Cathe Holden calls her blog "Just Something I Made," a name that suggests something ordinary and easy, whipped up in her spare time.
Don't believe for a minute that it's that simple.
Holden is a master at concocting craft projects. It takes a certain mind to think of creating old-fashioned shelf edging out of book pages, wreaths from vintage recipe cards and magnetic refrigerator organizers out of old tins.
<em>For instructions on a few of Cathe Holden's crafts, go <a href="http://www.pressdemocrat.com/article/20140418/lifestyle/140419522" target="_blank">here</a>.</em>
Like a master chef, she can pull together weirdly disparate ingredients and turn them into something clever, charming, useful and utterly unexpected and then devise a recipe — or instructions — that can be easily followed by home crafters.
"It might take two weeks to get an idea figured in my mind before I start buying supplies," she explains, likening a finished project to a well-mannered child. "People have no idea what you went through."
Her most fruitful time of day is the quiet of the early morning. Before arising she can lie in bed with a clear head and let the ideas flow.
The SC Johnson Company, manufacturer of household cleaning supplies, found Holden's popular blog and recruited her for their "Family Economics" blogging panel. Chronicle Books publishing company commissioned her to do a book, "Rosette Art," about the craft of folding paper and ribbons into decorative medallions. And Country Living Magazine invited her to be a contributing editor. Their April issue features her new "Inspired Barn," a fanciful space of long tables and thousands of found objects, materials and tools artfully arranged in antique cabinets and shelves. Here she holds crafts classes for people who want to reconnect with the old joy of making something with their own hands.
The 1,000-square-foot barn had been an outbuilding on her rural Petaluma property where husband Jeff, a battalion chief for the Petaluma Fire Department, stored his salmon fishing boat. When the motor blew, it created a perfect opportunity for Holden to move her budding crafts business out of the house and into a space big enough to contain the multitude of intriguing items she had collected over the years at flea markets, antique shops and the nearby Garbage Reincarnation Thrift Store at the county landfill.
"I hoard supplies whenever I can find them," she says. "And because I don't just stick to one type of craft, I don't have just one set of supplies. I have a lot of craft supplies. It was overwhelming the house and the family."
The giant room is ringed with cabinets with drawers and bins that once serviced mercantiles, hardware stores and watch repairmen. A bank of wooden cubbies where a hotel once kept room keys becomes the perfect place to store tiny treasures in a way that looks neat and charming and not cluttered. Vintage pressed-steel toy trucks haul materials, like a load of tomato pin cushions. A wire bin becomes a container for vintage wrapping and wall papers.
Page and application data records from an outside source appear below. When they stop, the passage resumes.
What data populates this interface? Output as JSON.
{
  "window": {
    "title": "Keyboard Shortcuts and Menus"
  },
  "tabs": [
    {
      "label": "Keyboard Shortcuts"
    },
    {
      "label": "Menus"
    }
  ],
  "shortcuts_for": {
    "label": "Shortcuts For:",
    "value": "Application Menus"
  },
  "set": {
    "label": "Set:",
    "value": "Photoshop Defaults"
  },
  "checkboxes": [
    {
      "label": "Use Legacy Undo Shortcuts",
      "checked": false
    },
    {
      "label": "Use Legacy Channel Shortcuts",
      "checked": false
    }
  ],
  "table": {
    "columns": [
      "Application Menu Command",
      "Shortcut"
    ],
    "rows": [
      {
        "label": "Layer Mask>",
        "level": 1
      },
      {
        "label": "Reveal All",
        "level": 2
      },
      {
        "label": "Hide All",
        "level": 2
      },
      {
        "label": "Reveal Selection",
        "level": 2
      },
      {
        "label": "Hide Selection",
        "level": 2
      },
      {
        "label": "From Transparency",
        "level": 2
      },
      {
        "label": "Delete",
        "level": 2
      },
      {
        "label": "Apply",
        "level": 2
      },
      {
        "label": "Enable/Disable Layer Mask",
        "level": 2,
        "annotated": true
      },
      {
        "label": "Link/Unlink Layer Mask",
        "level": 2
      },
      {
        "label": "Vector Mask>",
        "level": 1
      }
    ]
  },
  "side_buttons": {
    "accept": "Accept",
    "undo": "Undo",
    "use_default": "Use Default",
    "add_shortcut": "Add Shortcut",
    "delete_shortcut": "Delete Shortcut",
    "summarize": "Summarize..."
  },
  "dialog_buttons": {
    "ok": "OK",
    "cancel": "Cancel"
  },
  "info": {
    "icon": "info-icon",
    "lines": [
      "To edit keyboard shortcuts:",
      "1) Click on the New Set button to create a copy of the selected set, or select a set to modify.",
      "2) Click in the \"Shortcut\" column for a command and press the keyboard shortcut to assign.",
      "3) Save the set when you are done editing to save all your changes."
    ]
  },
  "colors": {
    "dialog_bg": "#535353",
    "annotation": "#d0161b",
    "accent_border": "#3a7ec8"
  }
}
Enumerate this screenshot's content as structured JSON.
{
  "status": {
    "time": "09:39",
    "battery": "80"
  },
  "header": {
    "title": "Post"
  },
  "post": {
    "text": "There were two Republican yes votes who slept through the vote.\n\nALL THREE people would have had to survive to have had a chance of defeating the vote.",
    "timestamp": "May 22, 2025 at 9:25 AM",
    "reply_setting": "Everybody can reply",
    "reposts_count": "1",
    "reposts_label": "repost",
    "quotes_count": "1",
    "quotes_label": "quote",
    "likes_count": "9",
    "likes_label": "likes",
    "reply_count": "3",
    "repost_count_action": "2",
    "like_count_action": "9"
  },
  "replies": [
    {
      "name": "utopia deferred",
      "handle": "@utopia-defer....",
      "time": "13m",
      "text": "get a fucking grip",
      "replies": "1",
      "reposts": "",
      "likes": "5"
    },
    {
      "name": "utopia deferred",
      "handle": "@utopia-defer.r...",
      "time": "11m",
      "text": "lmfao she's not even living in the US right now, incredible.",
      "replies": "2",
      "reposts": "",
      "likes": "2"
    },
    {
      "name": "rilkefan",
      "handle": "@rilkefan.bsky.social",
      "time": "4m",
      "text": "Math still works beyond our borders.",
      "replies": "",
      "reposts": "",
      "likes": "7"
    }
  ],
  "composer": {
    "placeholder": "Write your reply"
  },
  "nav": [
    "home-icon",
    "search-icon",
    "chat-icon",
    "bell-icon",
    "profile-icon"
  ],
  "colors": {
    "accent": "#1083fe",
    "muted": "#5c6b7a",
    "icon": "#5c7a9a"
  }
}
One trick to bringing order out of what could be visual chaos is to employ some uniformity, with similar sized and shaped jars or boxes or containers for particular items.
Although it all looks lavish, it represents years of collecting, thought and hard work.